EXERCISE PROMPT
The data below should be repeated exactly and in full.

ENTRIES SUPPLIED
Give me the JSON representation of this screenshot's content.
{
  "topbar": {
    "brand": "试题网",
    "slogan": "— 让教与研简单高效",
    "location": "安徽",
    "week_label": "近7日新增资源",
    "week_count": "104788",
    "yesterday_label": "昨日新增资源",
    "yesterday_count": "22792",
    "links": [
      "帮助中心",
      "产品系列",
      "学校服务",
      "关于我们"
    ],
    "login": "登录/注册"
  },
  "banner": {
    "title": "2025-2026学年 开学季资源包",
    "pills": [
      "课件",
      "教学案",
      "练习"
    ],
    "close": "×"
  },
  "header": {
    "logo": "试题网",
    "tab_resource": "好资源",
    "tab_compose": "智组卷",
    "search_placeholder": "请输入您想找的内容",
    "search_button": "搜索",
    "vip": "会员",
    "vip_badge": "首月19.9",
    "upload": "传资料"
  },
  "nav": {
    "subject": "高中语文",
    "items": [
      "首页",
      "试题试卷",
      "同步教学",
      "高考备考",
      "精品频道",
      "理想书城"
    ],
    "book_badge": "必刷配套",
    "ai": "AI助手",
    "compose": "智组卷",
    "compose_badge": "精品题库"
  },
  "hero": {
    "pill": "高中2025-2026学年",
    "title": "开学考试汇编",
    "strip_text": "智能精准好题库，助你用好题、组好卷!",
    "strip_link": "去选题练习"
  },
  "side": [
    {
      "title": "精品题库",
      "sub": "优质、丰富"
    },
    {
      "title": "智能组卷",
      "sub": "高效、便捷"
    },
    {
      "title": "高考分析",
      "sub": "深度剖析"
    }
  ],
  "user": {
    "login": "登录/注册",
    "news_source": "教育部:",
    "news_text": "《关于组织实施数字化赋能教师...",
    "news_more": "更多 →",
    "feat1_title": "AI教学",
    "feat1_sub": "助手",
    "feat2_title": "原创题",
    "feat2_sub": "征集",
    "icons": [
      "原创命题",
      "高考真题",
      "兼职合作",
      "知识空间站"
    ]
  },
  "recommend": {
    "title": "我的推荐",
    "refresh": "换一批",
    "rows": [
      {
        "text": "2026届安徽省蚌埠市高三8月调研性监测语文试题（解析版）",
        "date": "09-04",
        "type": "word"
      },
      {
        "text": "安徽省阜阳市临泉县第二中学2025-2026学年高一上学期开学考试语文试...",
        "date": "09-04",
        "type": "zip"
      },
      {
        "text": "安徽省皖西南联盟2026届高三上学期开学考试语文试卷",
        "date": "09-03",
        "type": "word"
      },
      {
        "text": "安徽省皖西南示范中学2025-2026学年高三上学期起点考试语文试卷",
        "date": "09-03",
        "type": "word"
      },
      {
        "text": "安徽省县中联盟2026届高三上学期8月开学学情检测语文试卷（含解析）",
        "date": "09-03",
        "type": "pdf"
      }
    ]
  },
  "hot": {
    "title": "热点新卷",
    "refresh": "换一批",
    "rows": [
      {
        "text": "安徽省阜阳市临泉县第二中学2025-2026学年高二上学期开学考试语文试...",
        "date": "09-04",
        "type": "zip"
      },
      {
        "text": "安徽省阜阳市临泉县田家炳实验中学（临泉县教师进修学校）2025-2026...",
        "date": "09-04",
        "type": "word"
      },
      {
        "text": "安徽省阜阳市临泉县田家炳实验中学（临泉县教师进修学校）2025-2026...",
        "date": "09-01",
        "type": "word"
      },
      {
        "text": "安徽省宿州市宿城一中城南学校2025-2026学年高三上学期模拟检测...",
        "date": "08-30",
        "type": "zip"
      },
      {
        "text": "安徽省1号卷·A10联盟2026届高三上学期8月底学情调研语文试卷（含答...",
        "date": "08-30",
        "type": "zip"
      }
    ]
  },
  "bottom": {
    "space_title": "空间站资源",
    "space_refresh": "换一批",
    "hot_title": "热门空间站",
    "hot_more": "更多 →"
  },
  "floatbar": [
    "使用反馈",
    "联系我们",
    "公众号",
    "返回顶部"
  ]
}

TASK RESPONSE
Give me the JSON representation of this screenshot's content.
{
  "topbar": {
    "brand": "试题网",
    "slogan": "— 让教与研简单高效",
    "location": "安徽",
    "week_label": "近7日新增资源",
    "week_count": "104788",
    "yesterday_label": "昨日新增资源",
    "yesterday_count": "22792",
    "links": [
      "帮助中心",
      "产品系列",
      "学校服务",
      "关于我们"
    ],
    "login": "登录/注册"
  },
  "banner": {
    "title": "2025-2026学年 开学季资源包",
    "pills": [
      "课件",
      "教学案",
      "练习"
    ],
    "close": "×"
  },
  "header": {
    "logo": "试题网",
    "tab_resource": "好资源",
    "tab_compose": "智组卷",
    "search_placeholder": "请输入您想找的内容",
    "search_button": "搜索",
    "vip": "会员",
    "vip_badge": "首月19.9",
    "upload": "传资料"
  },
  "nav": {
    "subject": "高中语文",
    "items": [
      "首页",
      "试题试卷",
      "同步教学",
      "高考备考",
      "精品频道",
      "理想书城"
    ],
    "book_badge": "必刷配套",
    "ai": "AI助手",
    "compose": "智组卷",
    "compose_badge": "精品题库"
  },
  "hero": {
    "pill": "高中2025-2026学年",
    "title": "开学考试汇编",
    "strip_text": "智能精准好题库，助你用好题、组好卷!",
    "strip_link": "去选题练习"
  },
  "side": [
    {
      "title": "精品题库",
      "sub": "优质、丰富"
    },
    {
      "title": "智能组卷",
      "sub": "高效、便捷"
    },
    {
      "title": "高考分析",
      "sub": "深度剖析"
    }
  ],
  "user": {
    "login": "登录/注册",
    "news_source": "教育部:",
    "news_text": "《关于组织实施数字化赋能教师...",
    "news_more": "更多 →",
    "feat1_title": "AI教学",
    "feat1_sub": "助手",
    "feat2_title": "原创题",
    "feat2_sub": "征集",
    "icons": [
      "原创命题",
      "高考真题",
      "兼职合作",
      "知识空间站"
    ]
  },
  "recommend": {
    "title": "我的推荐",
    "refresh": "换一批",
    "rows": [
      {
        "text": "2026届安徽省蚌埠市高三8月调研性监测语文试题（解析版）",
        "date": "09-04",
        "type": "word"
      },
      {
        "text": "安徽省阜阳市临泉县第二中学2025-2026学年高一上学期开学考试语文试...",
        "date": "09-04",
        "type": "zip"
      },
      {
        "text": "安徽省皖西南联盟2026届高三上学期开学考试语文试卷",
        "date": "09-03",
        "type": "word"
      },
      {
        "text": "安徽省皖西南示范中学2025-2026学年高三上学期起点考试语文试卷",
        "date": "09-03",
        "type": "word"
      },
      {
        "text": "安徽省县中联盟2026届高三上学期8月开学学情检测语文试卷（含解析）",
        "date": "09-03",
        "type": "pdf"
      }
    ]
  },
  "hot": {
    "title": "热点新卷",
    "refresh": "换一批",
    "rows": [
      {
        "text": "安徽省阜阳市临泉县第二中学2025-2026学年高二上学期开学考试语文试...",
        "date": "09-04",
        "type": "zip"
      },
      {
        "text": "安徽省阜阳市临泉县田家炳实验中学（临泉县教师进修学校）2025-2026...",
        "date": "09-04",
        "type": "word"
      },
      {
        "text": "安徽省阜阳市临泉县田家炳实验中学（临泉县教师进修学校）2025-2026...",
        "date": "09-01",
        "type": "word"
      },
      {
        "text": "安徽省宿州市宿城一中城南学校2025-2026学年高三上学期模拟检测...",
        "date": "08-30",
        "type": "zip"
      },
      {
        "text": "安徽省1号卷·A10联盟2026届高三上学期8月底学情调研语文试卷（含答...",
        "date": "08-30",
        "type": "zip"
      }
    ]
  },
  "bottom": {
    "space_title": "空间站资源",
    "space_refresh": "换一批",
    "hot_title": "热门空间站",
    "hot_more": "更多 →"
  },
  "floatbar": [
    "使用反馈",
    "联系我们",
    "公众号",
    "返回顶部"
  ]
}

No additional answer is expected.